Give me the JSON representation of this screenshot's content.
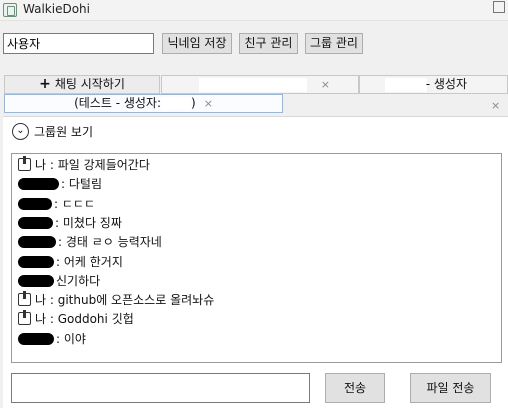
{
  "window": {
    "title": "WalkieDohi",
    "icon": "walkie-talkie-icon"
  },
  "toolbar": {
    "nickname_value": "사용자",
    "save_nickname_label": "닉네임 저장",
    "friends_label": "친구 관리",
    "groups_label": "그룹 관리"
  },
  "tabs": {
    "start_chat": {
      "icon": "+",
      "label": "채팅 시작하기"
    },
    "tab_b": {
      "close": "×"
    },
    "tab_c": {
      "suffix": "- 생성자"
    },
    "active": {
      "label_start": "(테스트 - 생성자:",
      "label_end": ")",
      "close": "×"
    },
    "extra_close": "×"
  },
  "group_toggle": {
    "icon": "chevron-down-icon",
    "glyph": "⌄",
    "label": "그룹원 보기"
  },
  "messages": [
    {
      "own": true,
      "sender": "나",
      "sep": " : ",
      "text": "파일 강제들어간다"
    },
    {
      "own": false,
      "sep": ": ",
      "text": "다털림"
    },
    {
      "own": false,
      "sep": ": ",
      "text": "ㄷㄷㄷ"
    },
    {
      "own": false,
      "sep": ": ",
      "text": "미쳤다 징짜"
    },
    {
      "own": false,
      "sep": ": ",
      "text": "경태 ㄹㅇ 능력자네"
    },
    {
      "own": false,
      "sep": ": ",
      "text": "어케 한거지"
    },
    {
      "own": false,
      "sep": "",
      "text": "신기하다"
    },
    {
      "own": true,
      "sender": "나",
      "sep": " : ",
      "text": "github에 오픈소스로 올려놔슈"
    },
    {
      "own": true,
      "sender": "나",
      "sep": " : ",
      "text": "Goddohi 깃헙"
    },
    {
      "own": false,
      "sep": ": ",
      "text": "이야"
    }
  ],
  "bottom": {
    "message_value": "",
    "send_label": "전송",
    "file_send_label": "파일 전송"
  }
}
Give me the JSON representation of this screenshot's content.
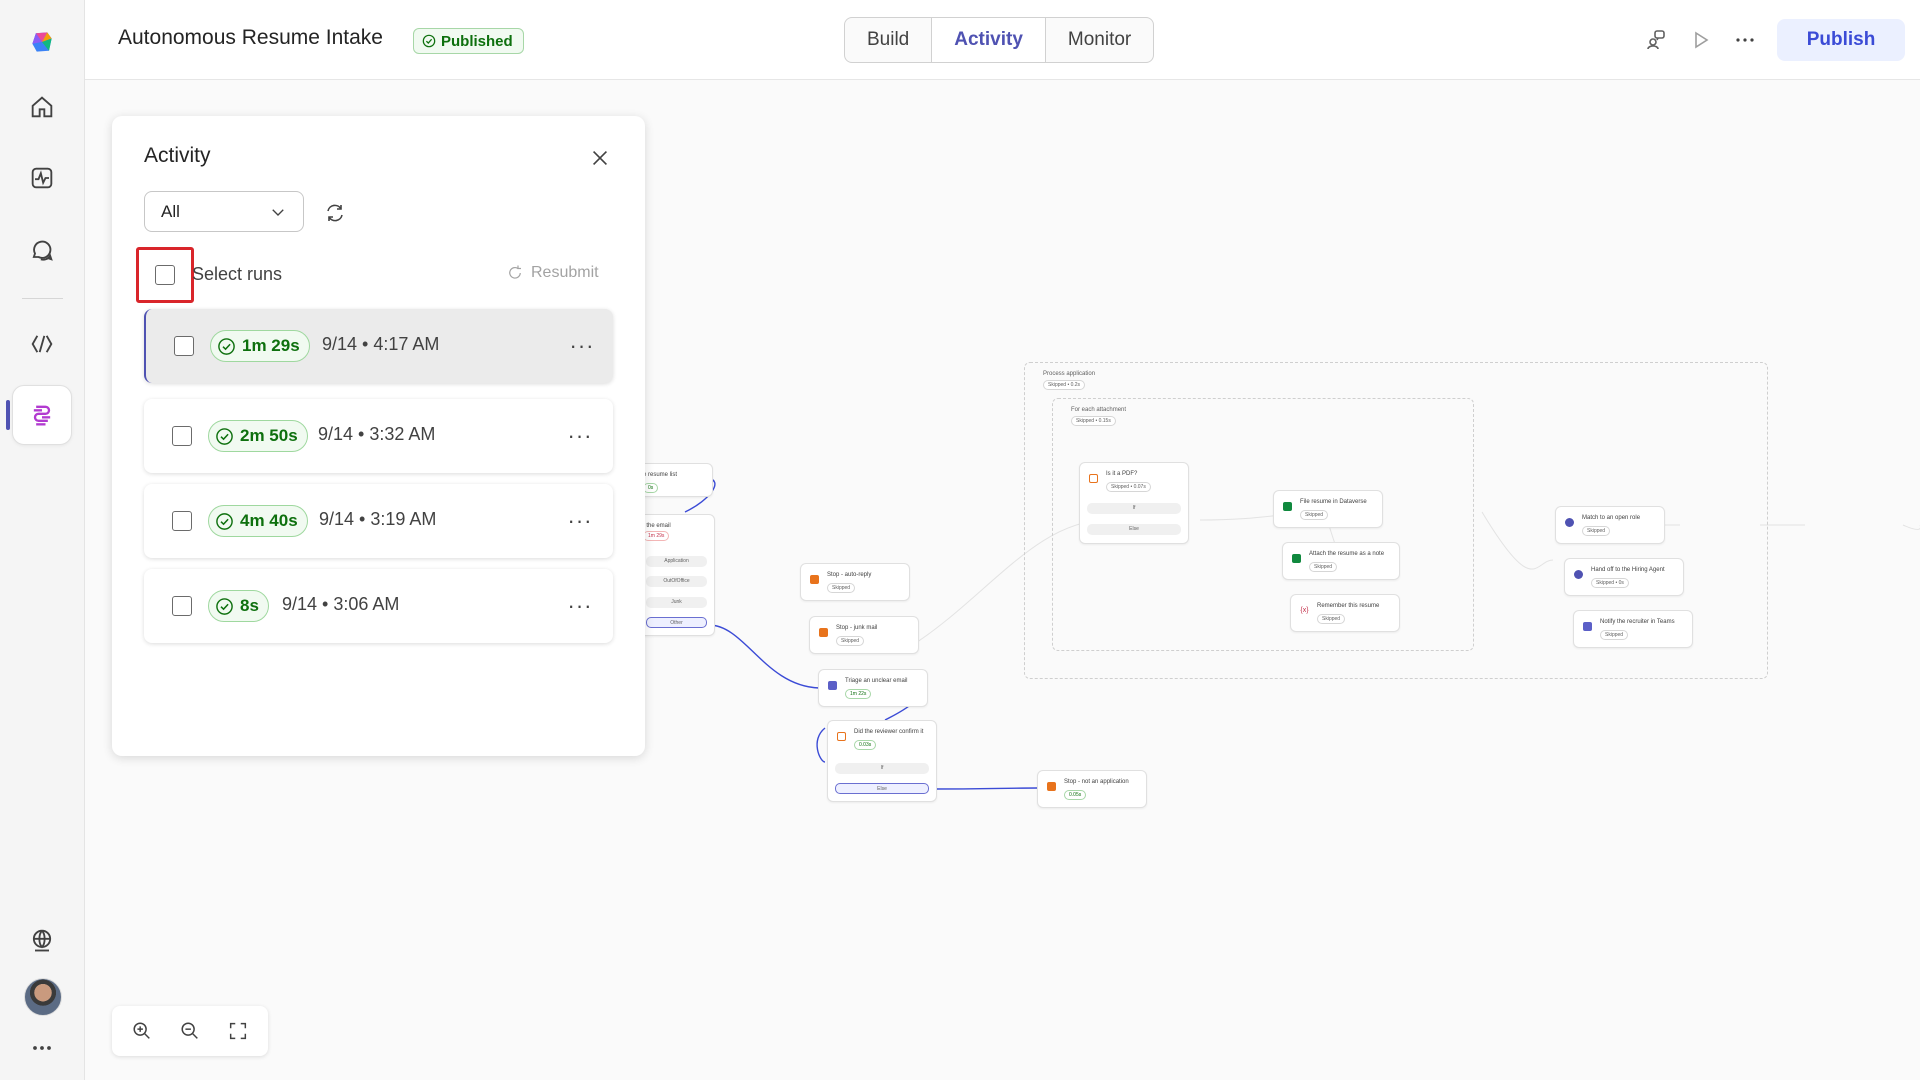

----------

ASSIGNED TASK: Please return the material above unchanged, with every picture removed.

ANSWER AREA:
Give me the JSON representation of this screenshot's content.
{
  "window": {
    "title": "WalkieDohi",
    "icon": "walkie-talkie-icon"
  },
  "toolbar": {
    "nickname_value": "사용자",
    "save_nickname_label": "닉네임 저장",
    "friends_label": "친구 관리",
    "groups_label": "그룹 관리"
  },
  "tabs": {
    "start_chat": {
      "icon": "+",
      "label": "채팅 시작하기"
    },
    "tab_b": {
      "close": "×"
    },
    "tab_c": {
      "suffix": "- 생성자"
    },
    "active": {
      "label_start": "(테스트 - 생성자:",
      "label_end": ")",
      "close": "×"
    },
    "extra_close": "×"
  },
  "group_toggle": {
    "icon": "chevron-down-icon",
    "glyph": "⌄",
    "label": "그룹원 보기"
  },
  "messages": [
    {
      "own": true,
      "sender": "나",
      "sep": " : ",
      "text": "파일 강제들어간다"
    },
    {
      "own": false,
      "sep": ": ",
      "text": "다털림"
    },
    {
      "own": false,
      "sep": ": ",
      "text": "ㄷㄷㄷ"
    },
    {
      "own": false,
      "sep": ": ",
      "text": "미쳤다 징짜"
    },
    {
      "own": false,
      "sep": ": ",
      "text": "경태 ㄹㅇ 능력자네"
    },
    {
      "own": false,
      "sep": ": ",
      "text": "어케 한거지"
    },
    {
      "own": false,
      "sep": "",
      "text": "신기하다"
    },
    {
      "own": true,
      "sender": "나",
      "sep": " : ",
      "text": "github에 오픈소스로 올려놔슈"
    },
    {
      "own": true,
      "sender": "나",
      "sep": " : ",
      "text": "Goddohi 깃헙"
    },
    {
      "own": false,
      "sep": ": ",
      "text": "이야"
    }
  ],
  "bottom": {
    "message_value": "",
    "send_label": "전송",
    "file_send_label": "파일 전송"
  }
}
Give me the JSON representation of this screenshot's content.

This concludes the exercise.